**Work request:**
Carry none of the pictures over; write out the complete data exactly.

Input material: Begin

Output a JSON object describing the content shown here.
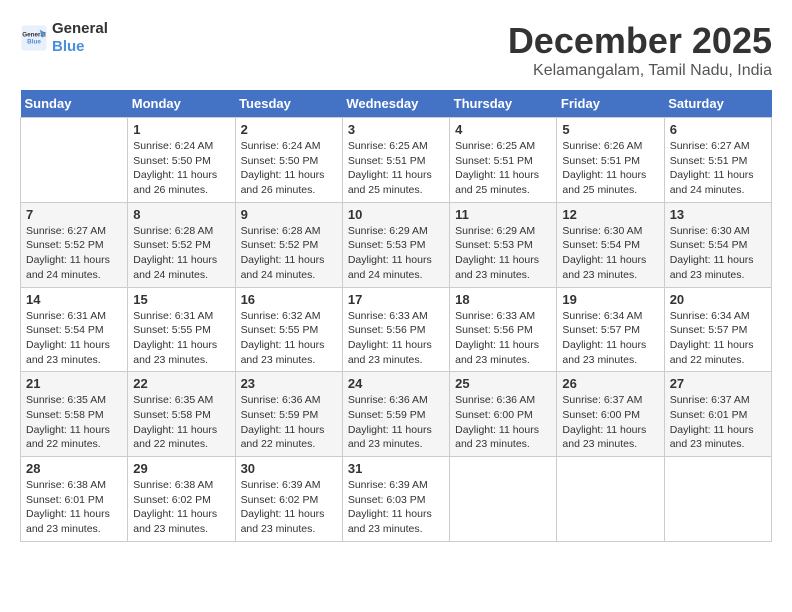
{
  "header": {
    "logo_line1": "General",
    "logo_line2": "Blue",
    "month": "December 2025",
    "location": "Kelamangalam, Tamil Nadu, India"
  },
  "weekdays": [
    "Sunday",
    "Monday",
    "Tuesday",
    "Wednesday",
    "Thursday",
    "Friday",
    "Saturday"
  ],
  "weeks": [
    [
      {
        "day": "",
        "info": ""
      },
      {
        "day": "1",
        "info": "Sunrise: 6:24 AM\nSunset: 5:50 PM\nDaylight: 11 hours\nand 26 minutes."
      },
      {
        "day": "2",
        "info": "Sunrise: 6:24 AM\nSunset: 5:50 PM\nDaylight: 11 hours\nand 26 minutes."
      },
      {
        "day": "3",
        "info": "Sunrise: 6:25 AM\nSunset: 5:51 PM\nDaylight: 11 hours\nand 25 minutes."
      },
      {
        "day": "4",
        "info": "Sunrise: 6:25 AM\nSunset: 5:51 PM\nDaylight: 11 hours\nand 25 minutes."
      },
      {
        "day": "5",
        "info": "Sunrise: 6:26 AM\nSunset: 5:51 PM\nDaylight: 11 hours\nand 25 minutes."
      },
      {
        "day": "6",
        "info": "Sunrise: 6:27 AM\nSunset: 5:51 PM\nDaylight: 11 hours\nand 24 minutes."
      }
    ],
    [
      {
        "day": "7",
        "info": "Sunrise: 6:27 AM\nSunset: 5:52 PM\nDaylight: 11 hours\nand 24 minutes."
      },
      {
        "day": "8",
        "info": "Sunrise: 6:28 AM\nSunset: 5:52 PM\nDaylight: 11 hours\nand 24 minutes."
      },
      {
        "day": "9",
        "info": "Sunrise: 6:28 AM\nSunset: 5:52 PM\nDaylight: 11 hours\nand 24 minutes."
      },
      {
        "day": "10",
        "info": "Sunrise: 6:29 AM\nSunset: 5:53 PM\nDaylight: 11 hours\nand 24 minutes."
      },
      {
        "day": "11",
        "info": "Sunrise: 6:29 AM\nSunset: 5:53 PM\nDaylight: 11 hours\nand 23 minutes."
      },
      {
        "day": "12",
        "info": "Sunrise: 6:30 AM\nSunset: 5:54 PM\nDaylight: 11 hours\nand 23 minutes."
      },
      {
        "day": "13",
        "info": "Sunrise: 6:30 AM\nSunset: 5:54 PM\nDaylight: 11 hours\nand 23 minutes."
      }
    ],
    [
      {
        "day": "14",
        "info": "Sunrise: 6:31 AM\nSunset: 5:54 PM\nDaylight: 11 hours\nand 23 minutes."
      },
      {
        "day": "15",
        "info": "Sunrise: 6:31 AM\nSunset: 5:55 PM\nDaylight: 11 hours\nand 23 minutes."
      },
      {
        "day": "16",
        "info": "Sunrise: 6:32 AM\nSunset: 5:55 PM\nDaylight: 11 hours\nand 23 minutes."
      },
      {
        "day": "17",
        "info": "Sunrise: 6:33 AM\nSunset: 5:56 PM\nDaylight: 11 hours\nand 23 minutes."
      },
      {
        "day": "18",
        "info": "Sunrise: 6:33 AM\nSunset: 5:56 PM\nDaylight: 11 hours\nand 23 minutes."
      },
      {
        "day": "19",
        "info": "Sunrise: 6:34 AM\nSunset: 5:57 PM\nDaylight: 11 hours\nand 23 minutes."
      },
      {
        "day": "20",
        "info": "Sunrise: 6:34 AM\nSunset: 5:57 PM\nDaylight: 11 hours\nand 22 minutes."
      }
    ],
    [
      {
        "day": "21",
        "info": "Sunrise: 6:35 AM\nSunset: 5:58 PM\nDaylight: 11 hours\nand 22 minutes."
      },
      {
        "day": "22",
        "info": "Sunrise: 6:35 AM\nSunset: 5:58 PM\nDaylight: 11 hours\nand 22 minutes."
      },
      {
        "day": "23",
        "info": "Sunrise: 6:36 AM\nSunset: 5:59 PM\nDaylight: 11 hours\nand 22 minutes."
      },
      {
        "day": "24",
        "info": "Sunrise: 6:36 AM\nSunset: 5:59 PM\nDaylight: 11 hours\nand 23 minutes."
      },
      {
        "day": "25",
        "info": "Sunrise: 6:36 AM\nSunset: 6:00 PM\nDaylight: 11 hours\nand 23 minutes."
      },
      {
        "day": "26",
        "info": "Sunrise: 6:37 AM\nSunset: 6:00 PM\nDaylight: 11 hours\nand 23 minutes."
      },
      {
        "day": "27",
        "info": "Sunrise: 6:37 AM\nSunset: 6:01 PM\nDaylight: 11 hours\nand 23 minutes."
      }
    ],
    [
      {
        "day": "28",
        "info": "Sunrise: 6:38 AM\nSunset: 6:01 PM\nDaylight: 11 hours\nand 23 minutes."
      },
      {
        "day": "29",
        "info": "Sunrise: 6:38 AM\nSunset: 6:02 PM\nDaylight: 11 hours\nand 23 minutes."
      },
      {
        "day": "30",
        "info": "Sunrise: 6:39 AM\nSunset: 6:02 PM\nDaylight: 11 hours\nand 23 minutes."
      },
      {
        "day": "31",
        "info": "Sunrise: 6:39 AM\nSunset: 6:03 PM\nDaylight: 11 hours\nand 23 minutes."
      },
      {
        "day": "",
        "info": ""
      },
      {
        "day": "",
        "info": ""
      },
      {
        "day": "",
        "info": ""
      }
    ]
  ]
}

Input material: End

**Answer to this problem:**
Output a JSON object describing the content shown here.
{
  "header": {
    "logo_line1": "General",
    "logo_line2": "Blue",
    "month": "December 2025",
    "location": "Kelamangalam, Tamil Nadu, India"
  },
  "weekdays": [
    "Sunday",
    "Monday",
    "Tuesday",
    "Wednesday",
    "Thursday",
    "Friday",
    "Saturday"
  ],
  "weeks": [
    [
      {
        "day": "",
        "info": ""
      },
      {
        "day": "1",
        "info": "Sunrise: 6:24 AM\nSunset: 5:50 PM\nDaylight: 11 hours\nand 26 minutes."
      },
      {
        "day": "2",
        "info": "Sunrise: 6:24 AM\nSunset: 5:50 PM\nDaylight: 11 hours\nand 26 minutes."
      },
      {
        "day": "3",
        "info": "Sunrise: 6:25 AM\nSunset: 5:51 PM\nDaylight: 11 hours\nand 25 minutes."
      },
      {
        "day": "4",
        "info": "Sunrise: 6:25 AM\nSunset: 5:51 PM\nDaylight: 11 hours\nand 25 minutes."
      },
      {
        "day": "5",
        "info": "Sunrise: 6:26 AM\nSunset: 5:51 PM\nDaylight: 11 hours\nand 25 minutes."
      },
      {
        "day": "6",
        "info": "Sunrise: 6:27 AM\nSunset: 5:51 PM\nDaylight: 11 hours\nand 24 minutes."
      }
    ],
    [
      {
        "day": "7",
        "info": "Sunrise: 6:27 AM\nSunset: 5:52 PM\nDaylight: 11 hours\nand 24 minutes."
      },
      {
        "day": "8",
        "info": "Sunrise: 6:28 AM\nSunset: 5:52 PM\nDaylight: 11 hours\nand 24 minutes."
      },
      {
        "day": "9",
        "info": "Sunrise: 6:28 AM\nSunset: 5:52 PM\nDaylight: 11 hours\nand 24 minutes."
      },
      {
        "day": "10",
        "info": "Sunrise: 6:29 AM\nSunset: 5:53 PM\nDaylight: 11 hours\nand 24 minutes."
      },
      {
        "day": "11",
        "info": "Sunrise: 6:29 AM\nSunset: 5:53 PM\nDaylight: 11 hours\nand 23 minutes."
      },
      {
        "day": "12",
        "info": "Sunrise: 6:30 AM\nSunset: 5:54 PM\nDaylight: 11 hours\nand 23 minutes."
      },
      {
        "day": "13",
        "info": "Sunrise: 6:30 AM\nSunset: 5:54 PM\nDaylight: 11 hours\nand 23 minutes."
      }
    ],
    [
      {
        "day": "14",
        "info": "Sunrise: 6:31 AM\nSunset: 5:54 PM\nDaylight: 11 hours\nand 23 minutes."
      },
      {
        "day": "15",
        "info": "Sunrise: 6:31 AM\nSunset: 5:55 PM\nDaylight: 11 hours\nand 23 minutes."
      },
      {
        "day": "16",
        "info": "Sunrise: 6:32 AM\nSunset: 5:55 PM\nDaylight: 11 hours\nand 23 minutes."
      },
      {
        "day": "17",
        "info": "Sunrise: 6:33 AM\nSunset: 5:56 PM\nDaylight: 11 hours\nand 23 minutes."
      },
      {
        "day": "18",
        "info": "Sunrise: 6:33 AM\nSunset: 5:56 PM\nDaylight: 11 hours\nand 23 minutes."
      },
      {
        "day": "19",
        "info": "Sunrise: 6:34 AM\nSunset: 5:57 PM\nDaylight: 11 hours\nand 23 minutes."
      },
      {
        "day": "20",
        "info": "Sunrise: 6:34 AM\nSunset: 5:57 PM\nDaylight: 11 hours\nand 22 minutes."
      }
    ],
    [
      {
        "day": "21",
        "info": "Sunrise: 6:35 AM\nSunset: 5:58 PM\nDaylight: 11 hours\nand 22 minutes."
      },
      {
        "day": "22",
        "info": "Sunrise: 6:35 AM\nSunset: 5:58 PM\nDaylight: 11 hours\nand 22 minutes."
      },
      {
        "day": "23",
        "info": "Sunrise: 6:36 AM\nSunset: 5:59 PM\nDaylight: 11 hours\nand 22 minutes."
      },
      {
        "day": "24",
        "info": "Sunrise: 6:36 AM\nSunset: 5:59 PM\nDaylight: 11 hours\nand 23 minutes."
      },
      {
        "day": "25",
        "info": "Sunrise: 6:36 AM\nSunset: 6:00 PM\nDaylight: 11 hours\nand 23 minutes."
      },
      {
        "day": "26",
        "info": "Sunrise: 6:37 AM\nSunset: 6:00 PM\nDaylight: 11 hours\nand 23 minutes."
      },
      {
        "day": "27",
        "info": "Sunrise: 6:37 AM\nSunset: 6:01 PM\nDaylight: 11 hours\nand 23 minutes."
      }
    ],
    [
      {
        "day": "28",
        "info": "Sunrise: 6:38 AM\nSunset: 6:01 PM\nDaylight: 11 hours\nand 23 minutes."
      },
      {
        "day": "29",
        "info": "Sunrise: 6:38 AM\nSunset: 6:02 PM\nDaylight: 11 hours\nand 23 minutes."
      },
      {
        "day": "30",
        "info": "Sunrise: 6:39 AM\nSunset: 6:02 PM\nDaylight: 11 hours\nand 23 minutes."
      },
      {
        "day": "31",
        "info": "Sunrise: 6:39 AM\nSunset: 6:03 PM\nDaylight: 11 hours\nand 23 minutes."
      },
      {
        "day": "",
        "info": ""
      },
      {
        "day": "",
        "info": ""
      },
      {
        "day": "",
        "info": ""
      }
    ]
  ]
}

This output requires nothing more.